◆ Stored records
□ □ □ □ □ □ □

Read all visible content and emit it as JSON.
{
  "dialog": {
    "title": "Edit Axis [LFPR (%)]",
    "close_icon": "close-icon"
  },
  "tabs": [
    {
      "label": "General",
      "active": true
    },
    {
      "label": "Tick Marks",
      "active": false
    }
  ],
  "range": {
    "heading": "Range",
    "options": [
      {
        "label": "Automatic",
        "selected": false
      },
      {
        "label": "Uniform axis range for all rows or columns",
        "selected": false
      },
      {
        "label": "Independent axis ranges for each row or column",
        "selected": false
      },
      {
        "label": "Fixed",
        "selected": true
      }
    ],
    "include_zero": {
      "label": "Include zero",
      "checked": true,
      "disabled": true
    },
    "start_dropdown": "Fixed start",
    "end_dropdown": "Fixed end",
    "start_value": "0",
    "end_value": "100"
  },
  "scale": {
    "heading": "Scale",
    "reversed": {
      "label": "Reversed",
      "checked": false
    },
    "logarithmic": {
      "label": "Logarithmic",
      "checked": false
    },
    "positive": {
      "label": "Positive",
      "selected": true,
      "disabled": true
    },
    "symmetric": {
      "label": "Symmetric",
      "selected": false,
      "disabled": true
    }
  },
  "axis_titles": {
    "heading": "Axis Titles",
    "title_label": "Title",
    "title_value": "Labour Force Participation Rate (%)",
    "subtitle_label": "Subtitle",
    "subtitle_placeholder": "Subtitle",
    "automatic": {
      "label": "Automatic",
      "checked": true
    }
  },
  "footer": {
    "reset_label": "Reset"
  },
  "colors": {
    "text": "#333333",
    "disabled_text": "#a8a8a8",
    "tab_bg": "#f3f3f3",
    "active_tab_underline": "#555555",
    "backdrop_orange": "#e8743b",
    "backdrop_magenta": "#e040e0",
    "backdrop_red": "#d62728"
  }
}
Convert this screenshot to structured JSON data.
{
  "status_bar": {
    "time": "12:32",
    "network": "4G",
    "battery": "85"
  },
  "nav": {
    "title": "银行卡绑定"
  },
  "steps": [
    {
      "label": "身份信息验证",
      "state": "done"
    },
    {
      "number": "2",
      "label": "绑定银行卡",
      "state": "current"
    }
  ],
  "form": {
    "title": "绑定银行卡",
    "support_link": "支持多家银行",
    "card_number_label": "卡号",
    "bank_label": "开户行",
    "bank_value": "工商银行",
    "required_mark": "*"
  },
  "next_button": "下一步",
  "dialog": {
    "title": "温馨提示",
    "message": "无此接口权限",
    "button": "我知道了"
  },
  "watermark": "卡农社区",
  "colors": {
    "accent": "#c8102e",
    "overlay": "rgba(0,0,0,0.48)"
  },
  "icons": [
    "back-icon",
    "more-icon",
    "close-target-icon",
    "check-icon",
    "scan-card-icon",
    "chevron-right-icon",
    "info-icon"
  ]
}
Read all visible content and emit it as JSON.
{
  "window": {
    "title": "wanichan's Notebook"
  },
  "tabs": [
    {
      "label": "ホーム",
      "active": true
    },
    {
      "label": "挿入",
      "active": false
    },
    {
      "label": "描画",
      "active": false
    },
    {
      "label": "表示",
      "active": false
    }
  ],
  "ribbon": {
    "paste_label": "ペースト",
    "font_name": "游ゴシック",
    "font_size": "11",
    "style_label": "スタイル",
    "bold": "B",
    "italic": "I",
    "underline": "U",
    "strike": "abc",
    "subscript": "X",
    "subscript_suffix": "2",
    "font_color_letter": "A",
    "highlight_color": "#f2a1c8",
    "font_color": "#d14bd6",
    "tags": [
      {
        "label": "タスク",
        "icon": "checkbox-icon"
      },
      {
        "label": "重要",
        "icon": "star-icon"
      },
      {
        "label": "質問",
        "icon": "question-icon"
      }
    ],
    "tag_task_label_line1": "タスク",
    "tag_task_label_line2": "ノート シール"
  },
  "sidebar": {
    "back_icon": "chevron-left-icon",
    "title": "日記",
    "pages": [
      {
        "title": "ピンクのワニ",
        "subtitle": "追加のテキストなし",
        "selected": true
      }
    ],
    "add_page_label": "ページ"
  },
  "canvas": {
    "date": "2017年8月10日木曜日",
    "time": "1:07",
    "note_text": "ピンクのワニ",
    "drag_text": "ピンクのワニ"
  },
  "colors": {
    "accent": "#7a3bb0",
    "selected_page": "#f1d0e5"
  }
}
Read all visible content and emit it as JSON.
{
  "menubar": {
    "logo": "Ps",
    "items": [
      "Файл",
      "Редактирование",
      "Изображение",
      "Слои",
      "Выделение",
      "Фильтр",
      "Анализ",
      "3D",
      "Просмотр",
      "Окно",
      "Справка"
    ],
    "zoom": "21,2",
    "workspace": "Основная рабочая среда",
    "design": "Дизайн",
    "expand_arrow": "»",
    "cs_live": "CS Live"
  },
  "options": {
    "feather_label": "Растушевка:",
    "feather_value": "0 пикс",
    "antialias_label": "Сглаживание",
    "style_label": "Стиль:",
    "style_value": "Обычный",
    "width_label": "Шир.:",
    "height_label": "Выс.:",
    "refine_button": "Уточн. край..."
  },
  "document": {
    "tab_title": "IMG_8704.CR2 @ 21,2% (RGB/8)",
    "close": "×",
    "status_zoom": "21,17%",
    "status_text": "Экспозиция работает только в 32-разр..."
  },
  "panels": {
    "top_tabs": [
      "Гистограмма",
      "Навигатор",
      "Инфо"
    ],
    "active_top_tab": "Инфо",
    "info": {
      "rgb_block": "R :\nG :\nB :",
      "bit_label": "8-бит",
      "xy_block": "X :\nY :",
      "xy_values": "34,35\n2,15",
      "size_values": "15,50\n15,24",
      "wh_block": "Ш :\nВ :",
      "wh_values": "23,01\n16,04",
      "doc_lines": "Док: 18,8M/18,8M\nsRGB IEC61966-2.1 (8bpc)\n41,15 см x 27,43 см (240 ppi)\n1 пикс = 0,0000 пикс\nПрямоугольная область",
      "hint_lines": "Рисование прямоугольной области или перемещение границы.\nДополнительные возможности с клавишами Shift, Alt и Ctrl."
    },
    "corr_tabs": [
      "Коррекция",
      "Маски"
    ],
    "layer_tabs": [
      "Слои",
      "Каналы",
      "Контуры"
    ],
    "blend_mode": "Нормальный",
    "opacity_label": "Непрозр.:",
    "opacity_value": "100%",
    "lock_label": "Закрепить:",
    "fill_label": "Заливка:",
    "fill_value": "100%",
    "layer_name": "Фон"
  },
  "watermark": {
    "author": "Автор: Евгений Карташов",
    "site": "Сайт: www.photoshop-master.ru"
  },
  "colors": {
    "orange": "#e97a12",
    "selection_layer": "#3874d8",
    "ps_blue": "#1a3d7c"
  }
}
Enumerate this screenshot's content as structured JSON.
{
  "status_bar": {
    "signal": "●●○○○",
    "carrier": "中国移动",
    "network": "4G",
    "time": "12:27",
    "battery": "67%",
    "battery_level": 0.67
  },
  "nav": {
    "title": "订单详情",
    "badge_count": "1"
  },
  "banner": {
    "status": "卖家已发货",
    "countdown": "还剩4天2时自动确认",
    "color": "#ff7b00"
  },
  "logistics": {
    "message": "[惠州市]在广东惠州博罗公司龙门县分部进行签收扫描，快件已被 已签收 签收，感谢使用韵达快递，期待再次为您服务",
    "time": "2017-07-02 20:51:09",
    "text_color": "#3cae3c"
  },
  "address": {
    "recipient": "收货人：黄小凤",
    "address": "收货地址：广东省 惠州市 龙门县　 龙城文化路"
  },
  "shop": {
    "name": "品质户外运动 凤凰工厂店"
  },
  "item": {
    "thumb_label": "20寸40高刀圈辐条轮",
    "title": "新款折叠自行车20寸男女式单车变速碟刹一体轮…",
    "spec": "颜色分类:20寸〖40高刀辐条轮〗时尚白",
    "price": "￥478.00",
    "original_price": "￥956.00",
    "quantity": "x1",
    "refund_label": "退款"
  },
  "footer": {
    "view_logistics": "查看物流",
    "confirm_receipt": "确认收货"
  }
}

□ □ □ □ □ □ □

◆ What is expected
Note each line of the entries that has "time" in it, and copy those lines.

◆ Solution below
    "time": "12:32",
    "time": "1:07",
    "time": "12:27",
    "time": "2017-07-02 20:51:09",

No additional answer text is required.